LAST week, the Met Office issued its first ever red alert heat warning.

As predicted, temperature records were smashed across England, Wales, and Scotland.

Towns in the South of England were registering over 40 degrees Celsius, and here in Scotland, temperatures peaked in Roxburghshire at 35.1 degrees – the highest daily temperature ever recorded in Scotland.

Trains were cancelled as tracks overheated or buckled. Fire services declared major incidents after a surge in fires.

It should not be this hot. Put simply, these extreme temperatures are directly caused by climate change.

Scientists, activists, and communities on the frontline of the climate emergency have been warning about the devastating impact of climate change for decades.

Yet, for too long, successive governments have failed to act with the urgency we need to turn the tide. We need serious leadership and transformative action, to heal our hurting planet.

But instead, we have a Tory Government in Westminster with their heads in the sand.

None of the Tory leadership candidates are taking this crisis remotely seriously. They are all committed to the same climate vandalism and an expansion of the fossil fuel extraction which has brought us to this devastating point.

So, it's hardly surprising that in the same week we saw the devastating reality of climate breakdown on our doorsteps, Rishi Sunak proposed a halt on all new wind farms.

The Tories are playing games as the planet burns.

But it doesn't need to be this way. Together, we can build something better.

Last summer, the Scottish Greens entered government. Our agenda was simple – we wanted to accelerate Scotland's journey to a fairer, greener, independent future.

We wanted to see equality and justice at the heart of meaningful, bold action to address our climate and nature emergencies. We wanted change.

I'm proud of what we've been able to achieve so far. We have delivered record funding for recycling, renewables, and active travel, as well as introducing free bus travel for young people and £1.8billion for energy-efficient homes and buildings.

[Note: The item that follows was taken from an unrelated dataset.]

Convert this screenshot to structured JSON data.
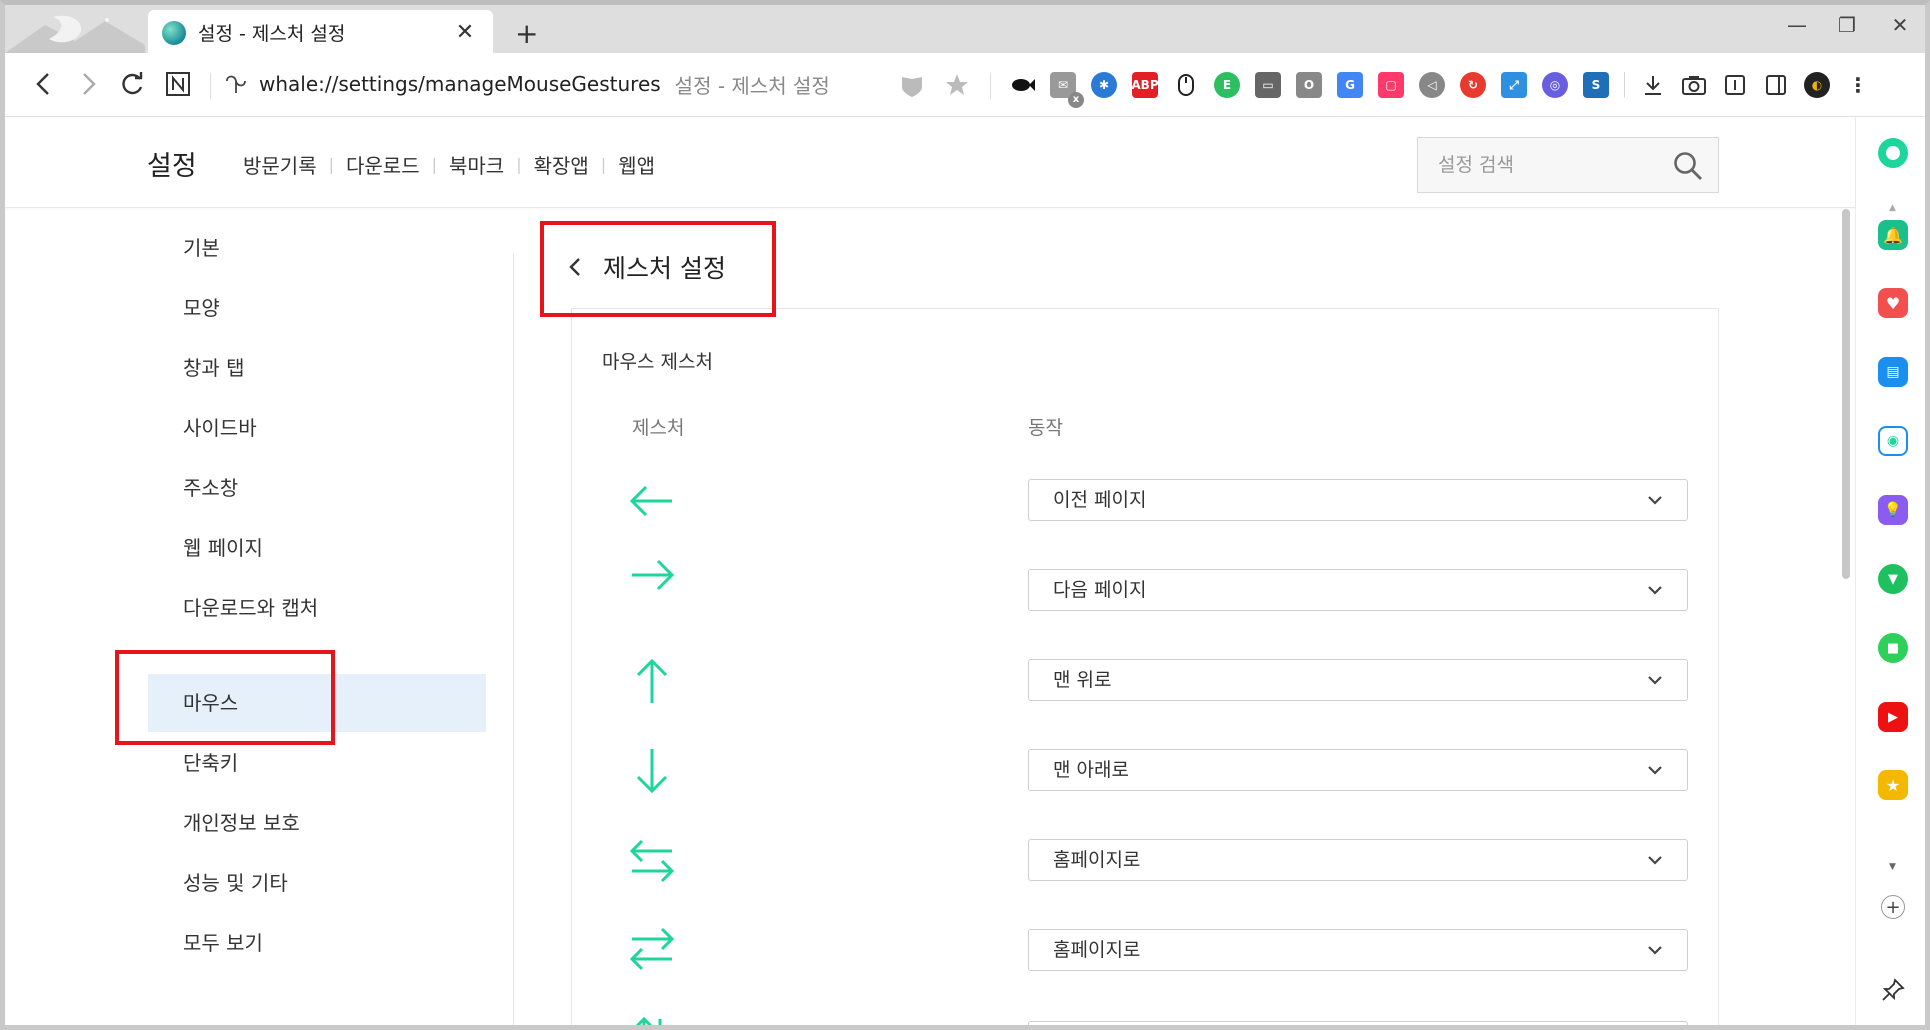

And, just last week my colleague Lorna Slater announced funding for dozens of climate projects including the Natural Devon Project which will help manage flood waters while enhancing nature on the River Devon.

But all often, we're left mitigating mistakes made in Downing Street.

Only 160,000 people across the UK will have a say on who becomes the next prime minister. But with both Liz Truss and Rishi Sunak set on rolling back rather than ramping up action to address climate change, the future's not looking bright.

But we have an opportunity to change course. Here in Scotland, we are in no doubt of the changes we need to protect our planet for future generations.

But with Westminster in denial, we need the powers of an independent country to take the bold action we need.

Climate breakdown isn't an abstract future event. It is here, now.

If we fail to rise to the challenge, 2022 will be remembered as the coolest summer of the rest of our lives.